    A nurse holds up a vial of H1N1 flu vaccine prior to an inoculation at the Geisinger Medical Center in Danville, Pennsylvania October 28, 2009. Based in central Pennsylvania, a rural region once dominated by coal mining, the Geisinger system has recently earned a reputation for high-quality care at a lower-than-average cost. The White House refers to it as an "island of excellence" in the nation's murky healthcare waters. Picture taken October 28, 2009. To match special report USA-HEALTHCARE/GEISINGER REUTERS/Brad Bower (UNITED STATES - Tags: HEALTH BUSINESS SOCIETY)
  •  - Secretary of Health and Human Services Sebelius and Novartis CEO and Chairman Vasella tour new Novartis vaccine facility in Holly Springs

    Secretary of Health and Human Services Sebelius and Novartis CEO and Chairman Vasella tour new Novartis vaccine facility in Holly Springs

    Posted: 11/24/2009 3:15:04 PM EST
    U.S. Secretary of Health and Human Services Kathleen Sebelius (C) and Novartis CEO and Chairman Dr. Daniel Vasella (R) tour the new Novartis vaccine facility with other officials in Holly Springs, North Carolina, November 24, 2009. The facility, which officially opened Tuesday, is the first large scale flu cell culture and adjuvant manufacturing facility in the United States. It will have the capability to produce seasonal flu cell culture vaccine, pre-pandemic vaccine and 150 million doses of pandemic vaccine within six months of an influenza pandemic declaration. REUTERS/Jason Arthurs (UNITED STATES BUSINESS SOCIETY HEALTH POLITICS)
  •  - Novartis employee works in area where MF-59, an immune response booster, is added to vaccines at Novartis flu vaccine facility in Holly Springs

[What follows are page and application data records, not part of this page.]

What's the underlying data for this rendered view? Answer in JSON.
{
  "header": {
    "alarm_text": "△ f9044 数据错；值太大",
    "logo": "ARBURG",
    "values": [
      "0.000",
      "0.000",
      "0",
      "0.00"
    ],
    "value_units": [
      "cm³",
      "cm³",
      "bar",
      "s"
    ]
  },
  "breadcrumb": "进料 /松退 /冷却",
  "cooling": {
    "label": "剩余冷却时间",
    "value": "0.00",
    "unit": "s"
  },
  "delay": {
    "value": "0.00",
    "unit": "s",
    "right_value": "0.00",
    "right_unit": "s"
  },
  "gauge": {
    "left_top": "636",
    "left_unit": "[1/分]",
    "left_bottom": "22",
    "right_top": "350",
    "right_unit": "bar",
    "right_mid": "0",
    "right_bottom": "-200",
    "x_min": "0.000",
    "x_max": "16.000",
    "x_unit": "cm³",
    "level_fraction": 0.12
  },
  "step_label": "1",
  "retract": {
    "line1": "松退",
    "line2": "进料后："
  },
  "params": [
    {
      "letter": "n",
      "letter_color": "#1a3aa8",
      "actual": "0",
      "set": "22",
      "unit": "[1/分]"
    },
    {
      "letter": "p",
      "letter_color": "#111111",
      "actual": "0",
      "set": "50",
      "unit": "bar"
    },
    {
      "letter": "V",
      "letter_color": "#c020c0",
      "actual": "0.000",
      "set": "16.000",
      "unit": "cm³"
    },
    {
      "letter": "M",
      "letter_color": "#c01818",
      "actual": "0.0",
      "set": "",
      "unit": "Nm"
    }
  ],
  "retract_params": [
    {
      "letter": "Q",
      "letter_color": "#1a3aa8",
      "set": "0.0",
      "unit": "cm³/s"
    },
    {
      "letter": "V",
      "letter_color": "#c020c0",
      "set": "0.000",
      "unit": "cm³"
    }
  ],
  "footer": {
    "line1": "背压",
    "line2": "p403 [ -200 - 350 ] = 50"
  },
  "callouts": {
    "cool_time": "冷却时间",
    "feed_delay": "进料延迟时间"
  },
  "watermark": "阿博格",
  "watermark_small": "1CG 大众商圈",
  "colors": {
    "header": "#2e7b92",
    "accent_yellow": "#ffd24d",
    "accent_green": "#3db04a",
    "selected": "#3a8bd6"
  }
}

    Novartis employee works in area where MF-59, an immune response booster, is added to vaccines at Novartis flu vaccine facility in Holly Springs

    Posted: 11/24/2009 2:50:57 PM EST
    A Novartis employee works in the area where MF-59, a distinguishing immune response booster used by Novartis in Europe, is added to vaccines at the Novartis flu vaccine facility in Holly Springs, North Carolina, November 24, 2009. The facility, which officially opened Tuesday, is the first large scale flu cell culture and adjuvant manufacturing facility in the United States. It will have the capability to produce seasonal flu cell culture vaccine, pre-pandemic vaccine and 150 million doses of pandemic vaccine within six months of an influenza pandemic declaration. REUTERS/Jason Arthurs (UNITED STATES BUSINESS SOCIETY HEALTH)